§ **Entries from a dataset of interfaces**
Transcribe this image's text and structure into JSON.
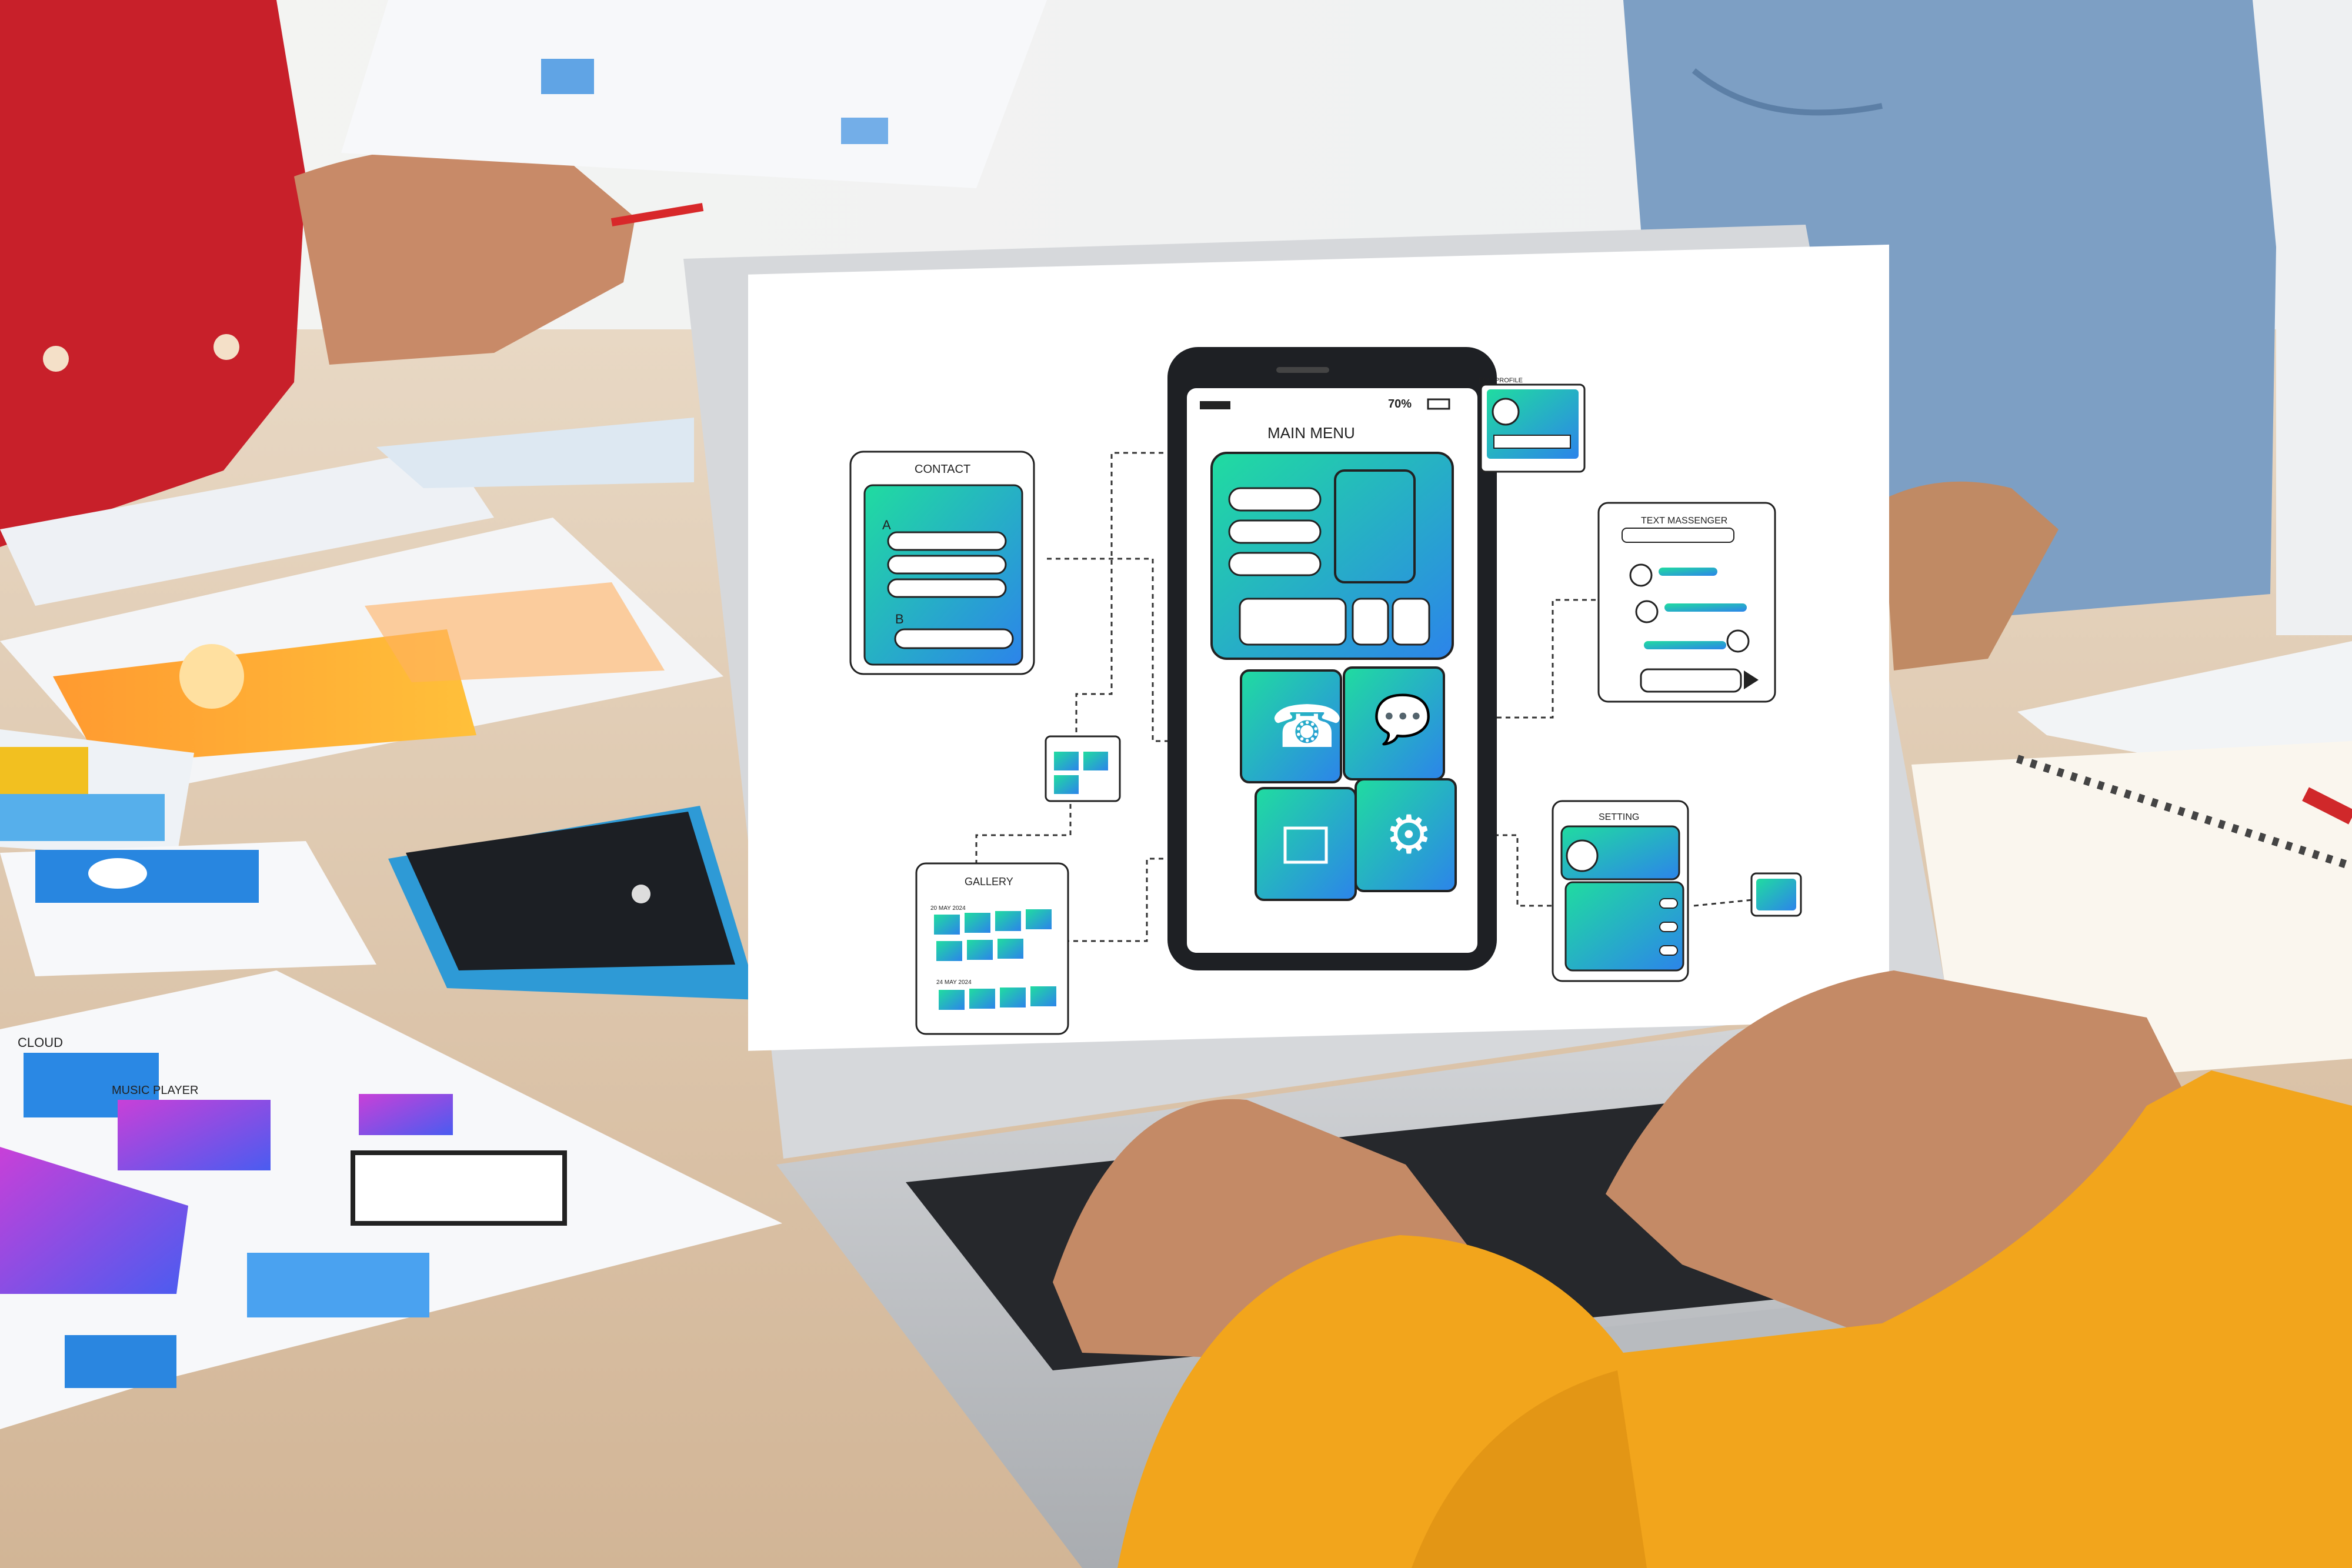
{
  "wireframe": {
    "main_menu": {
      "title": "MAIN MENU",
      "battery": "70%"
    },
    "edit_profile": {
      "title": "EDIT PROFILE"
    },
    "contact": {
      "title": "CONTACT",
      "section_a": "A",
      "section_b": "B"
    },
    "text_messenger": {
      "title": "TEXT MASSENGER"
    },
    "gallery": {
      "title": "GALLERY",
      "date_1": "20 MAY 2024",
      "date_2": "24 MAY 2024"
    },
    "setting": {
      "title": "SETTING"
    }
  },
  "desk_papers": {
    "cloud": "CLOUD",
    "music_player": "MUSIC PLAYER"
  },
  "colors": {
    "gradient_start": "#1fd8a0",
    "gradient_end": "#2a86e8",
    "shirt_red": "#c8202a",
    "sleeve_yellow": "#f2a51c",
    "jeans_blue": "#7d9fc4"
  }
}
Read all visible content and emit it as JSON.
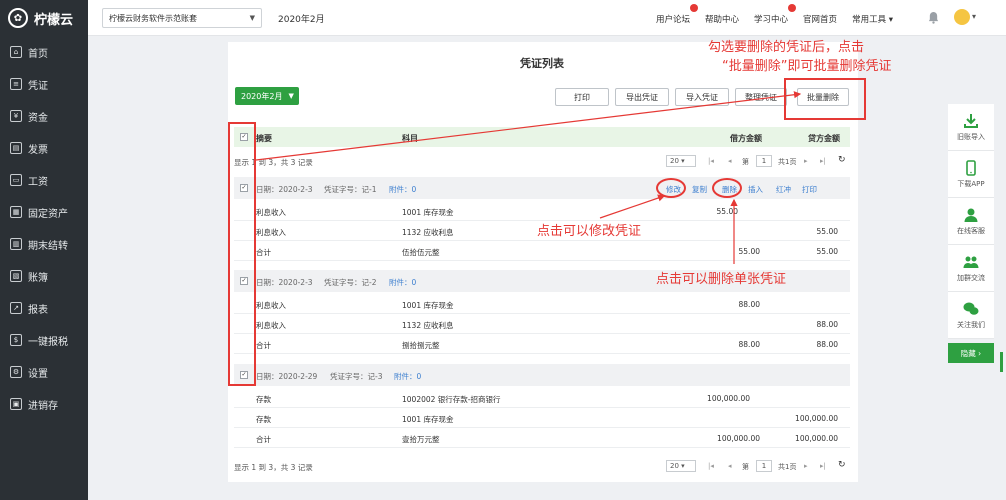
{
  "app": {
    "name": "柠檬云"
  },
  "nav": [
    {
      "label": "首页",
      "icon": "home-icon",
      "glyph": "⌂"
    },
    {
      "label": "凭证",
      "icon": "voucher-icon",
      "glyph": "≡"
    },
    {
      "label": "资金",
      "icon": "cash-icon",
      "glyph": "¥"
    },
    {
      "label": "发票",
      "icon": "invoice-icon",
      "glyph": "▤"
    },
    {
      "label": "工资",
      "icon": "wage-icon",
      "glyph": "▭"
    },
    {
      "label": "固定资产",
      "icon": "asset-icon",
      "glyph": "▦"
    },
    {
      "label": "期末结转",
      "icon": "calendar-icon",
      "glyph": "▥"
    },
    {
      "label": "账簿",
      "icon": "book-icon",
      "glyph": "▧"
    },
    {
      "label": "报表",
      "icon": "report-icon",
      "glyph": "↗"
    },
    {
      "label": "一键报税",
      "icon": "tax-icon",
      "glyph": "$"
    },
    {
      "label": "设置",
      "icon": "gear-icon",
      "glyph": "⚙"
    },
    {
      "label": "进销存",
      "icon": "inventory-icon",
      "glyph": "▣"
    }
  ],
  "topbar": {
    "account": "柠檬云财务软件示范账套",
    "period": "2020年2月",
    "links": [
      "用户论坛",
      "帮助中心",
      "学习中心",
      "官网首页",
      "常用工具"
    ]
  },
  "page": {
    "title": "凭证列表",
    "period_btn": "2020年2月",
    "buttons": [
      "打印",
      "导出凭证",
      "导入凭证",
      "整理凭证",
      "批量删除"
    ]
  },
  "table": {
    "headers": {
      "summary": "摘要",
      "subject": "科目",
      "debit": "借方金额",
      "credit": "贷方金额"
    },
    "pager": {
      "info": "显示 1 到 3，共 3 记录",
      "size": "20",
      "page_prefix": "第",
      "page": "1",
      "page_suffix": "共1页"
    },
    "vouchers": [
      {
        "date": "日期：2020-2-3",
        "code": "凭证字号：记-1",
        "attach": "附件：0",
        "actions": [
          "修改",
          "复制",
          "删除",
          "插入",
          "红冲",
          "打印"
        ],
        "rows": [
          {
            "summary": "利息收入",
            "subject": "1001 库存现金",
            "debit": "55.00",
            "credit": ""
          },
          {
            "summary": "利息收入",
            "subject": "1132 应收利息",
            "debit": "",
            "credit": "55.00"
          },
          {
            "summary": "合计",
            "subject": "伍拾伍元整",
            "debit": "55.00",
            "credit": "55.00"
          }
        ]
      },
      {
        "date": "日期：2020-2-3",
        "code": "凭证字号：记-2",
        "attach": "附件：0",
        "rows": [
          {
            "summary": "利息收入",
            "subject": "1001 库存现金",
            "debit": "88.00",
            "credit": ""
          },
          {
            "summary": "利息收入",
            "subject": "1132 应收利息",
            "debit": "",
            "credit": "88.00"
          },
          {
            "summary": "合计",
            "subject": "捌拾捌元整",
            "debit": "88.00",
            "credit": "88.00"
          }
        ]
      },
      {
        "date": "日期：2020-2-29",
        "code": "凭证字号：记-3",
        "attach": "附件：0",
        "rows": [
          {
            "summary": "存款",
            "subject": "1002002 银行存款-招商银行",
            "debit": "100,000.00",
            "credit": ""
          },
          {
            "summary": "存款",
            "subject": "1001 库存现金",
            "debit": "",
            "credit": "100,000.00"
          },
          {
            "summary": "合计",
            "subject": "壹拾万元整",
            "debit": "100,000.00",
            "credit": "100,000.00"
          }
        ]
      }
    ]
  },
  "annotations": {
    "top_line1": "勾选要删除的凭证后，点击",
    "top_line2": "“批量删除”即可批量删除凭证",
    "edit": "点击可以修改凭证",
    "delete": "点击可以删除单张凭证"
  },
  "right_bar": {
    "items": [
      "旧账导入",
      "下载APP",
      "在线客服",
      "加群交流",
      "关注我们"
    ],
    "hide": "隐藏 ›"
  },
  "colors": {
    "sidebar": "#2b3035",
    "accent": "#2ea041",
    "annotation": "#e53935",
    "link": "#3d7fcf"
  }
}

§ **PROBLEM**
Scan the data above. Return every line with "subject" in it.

§ **ANSWER BOX**
      "subject": "科目",
            "subject": "1001 库存现金",
            "subject": "1132 应收利息",
            "subject": "伍拾伍元整",
            "subject": "1001 库存现金",
            "subject": "1132 应收利息",
            "subject": "捌拾捌元整",
            "subject": "1002002 银行存款-招商银行",
            "subject": "1001 库存现金",
            "subject": "壹拾万元整",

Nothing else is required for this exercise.